Chinese policies in Xinjiang are also behind the charge of separatism that was leveled against Tohti, who once wrote a blog critical of government actions in Xinjiang while making clear he was not an advocate of Uighur independence. Human rights group say his trial was a farce, with lawyers unable to present witnesses in his defense. They say his health has worsened while in a Xinjiang prison as he tries to appeal his life sentence.
“The authorities have refused to allow Ilham Tohti’s family to attend his appeal,” Amnesty said in a statement this week. “According to his lawyers, Tohti was denied food for 10 days and had his feet shackled for more than 20 days while in detention ahead of his initial trial in September.”
The case against Gao is only the latest of several run-ins the investigative reporter has had with the Communist Party, in part because of her deep connections inside the party. She faced a 14-month detention in 1989 after a Hong Kong newspaper published a story she wrote in support of the protests in Tiananmen Square. In the 1990s, she served six years in prison, accused of leaking government documents she’d obtained.
In the most recent case, authorities invoked China’s broad “state secrets” law in May to detain Gao, 70. They accused her of distributing a protected government document to a foreign website.
The government hasn’t named the document Gao allegedly leaked, but there was once wide speculation that it was “Document No. 9,” which laid out the government’s plans for maintaining ideological controls in China.
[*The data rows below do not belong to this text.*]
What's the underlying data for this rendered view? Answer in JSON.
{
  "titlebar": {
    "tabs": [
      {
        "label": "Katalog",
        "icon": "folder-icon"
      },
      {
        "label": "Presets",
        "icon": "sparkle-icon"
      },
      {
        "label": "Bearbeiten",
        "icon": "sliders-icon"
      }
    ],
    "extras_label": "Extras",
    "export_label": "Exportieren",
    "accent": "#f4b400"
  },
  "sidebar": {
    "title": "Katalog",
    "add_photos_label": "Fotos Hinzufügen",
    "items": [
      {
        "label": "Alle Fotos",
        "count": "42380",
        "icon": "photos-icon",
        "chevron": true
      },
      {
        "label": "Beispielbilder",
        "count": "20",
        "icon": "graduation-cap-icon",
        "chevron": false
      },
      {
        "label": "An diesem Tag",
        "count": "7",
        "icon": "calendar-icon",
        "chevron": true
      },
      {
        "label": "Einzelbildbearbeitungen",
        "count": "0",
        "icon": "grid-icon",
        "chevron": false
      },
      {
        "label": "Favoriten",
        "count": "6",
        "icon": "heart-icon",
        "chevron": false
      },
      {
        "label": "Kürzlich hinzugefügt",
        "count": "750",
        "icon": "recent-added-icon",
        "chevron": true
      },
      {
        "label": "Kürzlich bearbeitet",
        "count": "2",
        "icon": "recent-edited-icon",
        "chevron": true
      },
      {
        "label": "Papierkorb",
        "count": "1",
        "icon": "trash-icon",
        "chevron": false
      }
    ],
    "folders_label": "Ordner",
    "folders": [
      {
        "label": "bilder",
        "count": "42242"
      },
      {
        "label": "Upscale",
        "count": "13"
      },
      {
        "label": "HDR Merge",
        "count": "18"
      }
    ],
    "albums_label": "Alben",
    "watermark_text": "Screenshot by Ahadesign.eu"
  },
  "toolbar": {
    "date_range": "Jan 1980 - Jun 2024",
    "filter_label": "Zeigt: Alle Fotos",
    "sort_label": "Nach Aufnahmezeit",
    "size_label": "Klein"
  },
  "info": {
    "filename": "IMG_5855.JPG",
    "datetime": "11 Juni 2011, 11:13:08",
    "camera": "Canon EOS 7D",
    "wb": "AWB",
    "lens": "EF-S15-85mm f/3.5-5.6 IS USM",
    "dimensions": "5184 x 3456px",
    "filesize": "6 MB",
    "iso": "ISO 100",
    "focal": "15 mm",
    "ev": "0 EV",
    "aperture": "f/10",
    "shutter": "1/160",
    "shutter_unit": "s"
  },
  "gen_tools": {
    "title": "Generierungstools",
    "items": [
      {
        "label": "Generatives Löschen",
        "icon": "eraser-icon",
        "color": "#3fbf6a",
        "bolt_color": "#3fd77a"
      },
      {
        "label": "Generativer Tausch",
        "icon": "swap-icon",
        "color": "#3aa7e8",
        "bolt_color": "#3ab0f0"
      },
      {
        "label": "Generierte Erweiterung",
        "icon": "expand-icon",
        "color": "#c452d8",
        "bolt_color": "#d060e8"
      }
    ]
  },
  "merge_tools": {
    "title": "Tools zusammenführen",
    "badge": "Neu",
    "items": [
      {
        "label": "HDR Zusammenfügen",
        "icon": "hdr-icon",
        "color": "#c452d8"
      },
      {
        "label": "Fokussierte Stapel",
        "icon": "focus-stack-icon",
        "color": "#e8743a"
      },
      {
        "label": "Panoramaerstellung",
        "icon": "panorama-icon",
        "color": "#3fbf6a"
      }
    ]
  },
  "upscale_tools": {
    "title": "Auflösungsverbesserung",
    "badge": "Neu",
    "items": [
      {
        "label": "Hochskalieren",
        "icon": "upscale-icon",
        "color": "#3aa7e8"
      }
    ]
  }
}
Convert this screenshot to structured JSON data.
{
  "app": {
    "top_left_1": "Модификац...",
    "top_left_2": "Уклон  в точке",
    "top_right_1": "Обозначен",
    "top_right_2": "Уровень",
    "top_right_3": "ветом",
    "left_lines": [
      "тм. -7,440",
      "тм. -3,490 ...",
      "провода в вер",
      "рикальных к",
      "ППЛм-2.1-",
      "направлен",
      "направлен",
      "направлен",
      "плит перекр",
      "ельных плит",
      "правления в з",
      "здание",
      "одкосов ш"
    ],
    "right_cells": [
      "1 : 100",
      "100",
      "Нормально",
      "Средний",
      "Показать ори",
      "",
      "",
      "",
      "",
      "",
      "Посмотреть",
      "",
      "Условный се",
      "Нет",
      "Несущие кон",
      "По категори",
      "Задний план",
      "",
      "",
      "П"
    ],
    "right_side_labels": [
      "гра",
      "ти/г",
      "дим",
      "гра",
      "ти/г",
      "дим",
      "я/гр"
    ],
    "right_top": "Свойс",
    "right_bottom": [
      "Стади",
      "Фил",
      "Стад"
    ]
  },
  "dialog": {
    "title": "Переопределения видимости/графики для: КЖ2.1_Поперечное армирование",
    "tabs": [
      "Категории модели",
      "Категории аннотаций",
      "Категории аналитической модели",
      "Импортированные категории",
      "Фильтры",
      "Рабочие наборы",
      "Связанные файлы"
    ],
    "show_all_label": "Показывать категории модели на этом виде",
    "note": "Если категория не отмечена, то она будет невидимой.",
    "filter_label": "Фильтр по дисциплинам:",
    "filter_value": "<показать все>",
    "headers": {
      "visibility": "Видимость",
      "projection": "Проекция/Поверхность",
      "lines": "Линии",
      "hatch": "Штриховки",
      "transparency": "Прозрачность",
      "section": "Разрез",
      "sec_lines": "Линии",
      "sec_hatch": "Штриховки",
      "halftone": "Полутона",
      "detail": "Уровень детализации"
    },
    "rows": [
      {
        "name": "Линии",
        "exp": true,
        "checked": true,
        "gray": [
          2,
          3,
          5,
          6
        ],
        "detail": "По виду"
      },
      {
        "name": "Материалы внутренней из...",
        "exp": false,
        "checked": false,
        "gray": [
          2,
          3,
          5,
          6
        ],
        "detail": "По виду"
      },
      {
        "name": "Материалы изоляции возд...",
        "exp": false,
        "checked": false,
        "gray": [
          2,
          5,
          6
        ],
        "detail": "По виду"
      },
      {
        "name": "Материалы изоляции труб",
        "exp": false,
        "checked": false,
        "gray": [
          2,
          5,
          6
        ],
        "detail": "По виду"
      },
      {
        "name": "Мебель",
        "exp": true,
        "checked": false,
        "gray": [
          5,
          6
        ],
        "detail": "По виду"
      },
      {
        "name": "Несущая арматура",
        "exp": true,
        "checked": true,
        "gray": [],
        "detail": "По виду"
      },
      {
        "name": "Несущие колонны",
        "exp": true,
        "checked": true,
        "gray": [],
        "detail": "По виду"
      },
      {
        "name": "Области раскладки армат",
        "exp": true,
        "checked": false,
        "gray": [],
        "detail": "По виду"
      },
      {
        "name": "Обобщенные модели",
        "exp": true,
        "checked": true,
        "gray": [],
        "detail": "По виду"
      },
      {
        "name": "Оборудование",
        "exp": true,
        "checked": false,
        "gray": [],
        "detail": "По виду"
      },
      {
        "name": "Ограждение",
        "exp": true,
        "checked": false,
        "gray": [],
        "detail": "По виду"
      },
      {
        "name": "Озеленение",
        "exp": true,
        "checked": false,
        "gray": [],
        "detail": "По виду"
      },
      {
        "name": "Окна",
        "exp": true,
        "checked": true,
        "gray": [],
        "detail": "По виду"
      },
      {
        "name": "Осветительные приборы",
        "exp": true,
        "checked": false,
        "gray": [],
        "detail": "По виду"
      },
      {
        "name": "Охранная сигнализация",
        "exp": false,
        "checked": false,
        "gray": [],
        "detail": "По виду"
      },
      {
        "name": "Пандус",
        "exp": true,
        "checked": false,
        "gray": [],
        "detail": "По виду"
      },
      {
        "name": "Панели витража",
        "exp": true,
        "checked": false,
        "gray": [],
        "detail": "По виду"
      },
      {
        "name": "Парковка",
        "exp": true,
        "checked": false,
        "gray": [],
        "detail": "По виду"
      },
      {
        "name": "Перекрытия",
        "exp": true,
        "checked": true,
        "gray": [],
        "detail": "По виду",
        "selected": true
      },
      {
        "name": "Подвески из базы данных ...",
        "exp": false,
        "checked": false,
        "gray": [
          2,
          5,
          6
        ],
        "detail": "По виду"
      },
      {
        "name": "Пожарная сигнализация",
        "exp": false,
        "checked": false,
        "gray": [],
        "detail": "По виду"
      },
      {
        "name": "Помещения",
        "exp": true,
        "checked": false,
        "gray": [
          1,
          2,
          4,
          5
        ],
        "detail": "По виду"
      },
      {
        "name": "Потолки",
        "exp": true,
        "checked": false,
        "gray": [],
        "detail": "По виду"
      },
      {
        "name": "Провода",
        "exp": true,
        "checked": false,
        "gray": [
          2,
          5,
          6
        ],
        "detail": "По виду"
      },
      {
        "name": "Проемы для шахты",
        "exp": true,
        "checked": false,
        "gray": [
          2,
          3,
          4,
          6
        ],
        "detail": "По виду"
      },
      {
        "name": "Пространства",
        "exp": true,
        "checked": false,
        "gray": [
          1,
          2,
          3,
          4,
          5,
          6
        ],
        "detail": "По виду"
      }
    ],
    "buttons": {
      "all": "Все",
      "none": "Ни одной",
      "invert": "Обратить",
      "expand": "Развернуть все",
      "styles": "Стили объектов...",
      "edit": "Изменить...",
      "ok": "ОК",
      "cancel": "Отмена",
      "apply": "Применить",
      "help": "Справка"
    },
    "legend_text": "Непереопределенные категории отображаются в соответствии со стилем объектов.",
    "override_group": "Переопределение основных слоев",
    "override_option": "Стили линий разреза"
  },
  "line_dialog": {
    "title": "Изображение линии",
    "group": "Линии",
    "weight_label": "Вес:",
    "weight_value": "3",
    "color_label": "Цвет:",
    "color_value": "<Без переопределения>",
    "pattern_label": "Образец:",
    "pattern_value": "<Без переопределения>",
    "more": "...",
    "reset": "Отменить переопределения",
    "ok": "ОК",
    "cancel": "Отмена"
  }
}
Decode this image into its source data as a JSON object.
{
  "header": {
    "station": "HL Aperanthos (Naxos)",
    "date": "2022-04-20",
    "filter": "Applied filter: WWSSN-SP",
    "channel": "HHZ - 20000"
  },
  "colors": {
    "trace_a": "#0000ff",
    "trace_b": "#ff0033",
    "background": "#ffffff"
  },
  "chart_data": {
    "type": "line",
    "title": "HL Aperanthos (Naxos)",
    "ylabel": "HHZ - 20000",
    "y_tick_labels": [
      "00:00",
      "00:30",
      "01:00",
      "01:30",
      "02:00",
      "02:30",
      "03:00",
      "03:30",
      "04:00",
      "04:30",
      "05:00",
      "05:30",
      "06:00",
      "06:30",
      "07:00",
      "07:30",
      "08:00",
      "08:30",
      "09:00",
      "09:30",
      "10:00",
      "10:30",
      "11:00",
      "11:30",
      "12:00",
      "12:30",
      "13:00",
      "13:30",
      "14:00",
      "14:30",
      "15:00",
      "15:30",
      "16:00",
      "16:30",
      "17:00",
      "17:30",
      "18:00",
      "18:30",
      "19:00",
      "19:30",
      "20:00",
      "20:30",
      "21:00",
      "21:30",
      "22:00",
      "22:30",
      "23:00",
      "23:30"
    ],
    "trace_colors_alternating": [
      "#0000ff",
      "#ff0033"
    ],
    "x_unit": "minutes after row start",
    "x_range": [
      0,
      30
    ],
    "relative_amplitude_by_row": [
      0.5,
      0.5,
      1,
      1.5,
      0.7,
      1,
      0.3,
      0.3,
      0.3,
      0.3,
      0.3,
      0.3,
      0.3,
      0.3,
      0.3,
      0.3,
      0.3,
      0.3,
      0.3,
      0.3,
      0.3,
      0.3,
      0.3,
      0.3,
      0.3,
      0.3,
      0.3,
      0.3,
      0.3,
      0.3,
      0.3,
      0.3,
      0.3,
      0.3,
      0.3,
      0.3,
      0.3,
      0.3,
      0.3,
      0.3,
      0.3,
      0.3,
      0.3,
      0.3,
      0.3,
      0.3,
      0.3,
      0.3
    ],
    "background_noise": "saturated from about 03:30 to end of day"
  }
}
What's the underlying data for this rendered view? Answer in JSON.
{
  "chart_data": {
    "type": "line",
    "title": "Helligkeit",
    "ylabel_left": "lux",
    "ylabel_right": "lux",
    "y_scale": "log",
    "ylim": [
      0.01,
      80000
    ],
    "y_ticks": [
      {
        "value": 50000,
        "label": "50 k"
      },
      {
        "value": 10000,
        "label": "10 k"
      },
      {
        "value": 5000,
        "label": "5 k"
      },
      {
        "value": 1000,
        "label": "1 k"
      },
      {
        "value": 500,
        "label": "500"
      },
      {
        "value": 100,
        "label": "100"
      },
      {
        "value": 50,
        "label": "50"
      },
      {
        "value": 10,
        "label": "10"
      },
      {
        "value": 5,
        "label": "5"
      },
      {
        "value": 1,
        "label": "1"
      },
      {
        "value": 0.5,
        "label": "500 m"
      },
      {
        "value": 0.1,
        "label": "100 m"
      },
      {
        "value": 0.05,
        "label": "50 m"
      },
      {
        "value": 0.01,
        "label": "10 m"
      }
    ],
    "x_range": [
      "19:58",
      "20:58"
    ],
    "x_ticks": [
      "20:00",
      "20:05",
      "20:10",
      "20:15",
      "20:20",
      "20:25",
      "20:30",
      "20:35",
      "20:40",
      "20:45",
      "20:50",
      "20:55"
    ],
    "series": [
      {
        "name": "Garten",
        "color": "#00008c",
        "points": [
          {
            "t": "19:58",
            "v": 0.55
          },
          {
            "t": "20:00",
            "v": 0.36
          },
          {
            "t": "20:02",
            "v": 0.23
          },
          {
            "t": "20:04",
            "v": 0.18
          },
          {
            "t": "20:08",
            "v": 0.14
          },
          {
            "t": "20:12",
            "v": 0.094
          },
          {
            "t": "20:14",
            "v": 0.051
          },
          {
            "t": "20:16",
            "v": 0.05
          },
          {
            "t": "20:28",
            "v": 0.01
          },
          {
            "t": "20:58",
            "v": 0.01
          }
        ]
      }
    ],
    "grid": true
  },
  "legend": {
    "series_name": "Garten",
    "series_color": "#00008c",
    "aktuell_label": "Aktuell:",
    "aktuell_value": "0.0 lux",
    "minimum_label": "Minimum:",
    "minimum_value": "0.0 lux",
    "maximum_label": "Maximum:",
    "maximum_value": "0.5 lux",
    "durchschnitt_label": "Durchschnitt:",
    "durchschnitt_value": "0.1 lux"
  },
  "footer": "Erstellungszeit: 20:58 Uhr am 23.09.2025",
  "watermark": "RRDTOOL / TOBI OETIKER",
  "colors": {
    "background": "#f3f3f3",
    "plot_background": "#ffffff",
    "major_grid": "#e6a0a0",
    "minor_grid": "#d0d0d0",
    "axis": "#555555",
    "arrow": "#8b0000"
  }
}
The document gained international attention in August 2013 when the Hong Kong-based Mingjing Monthly published it.
Since then, the magazine’s publisher has denied that Gao was the source of Document No. 9, adding to uncertainty about what she’s accused of leaking.
Rights group say the case illustrates how Chinese journalists enjoy hardly any of the liberties taken for granted elsewhere, even though China’s constitution guarantees freedom of the press.
“Gao Yu’s case is a frontal assault on the freedom of expression and access to information,” Sophie Richardson, China director for Human Rights Watch, said in a statement. “China should drop the charges immediately or face widespread international condemnation.”
Nee noted there have been many other cases recently in which authorities detained and arrested Chinese citizens for using the Internet to express opinions. Recently, authorities have detained several people nationwide for using microblogs to support the pro-democracy protesters in Hong Kong.
The backlash comes as China this week hosts a World Internet Conference in Wuzhen, near Shanghai, that seeks to elevate its standing in the cybersphere.
Last month, a top committee of China’s Communist Party held a widely publicized plenum aimed at modernizing the nation’s legal apparatus.
“There has been so much talk lately about the importance of the rule of law,” said Nee. “But authorities continue to pick and choose when to apply it.”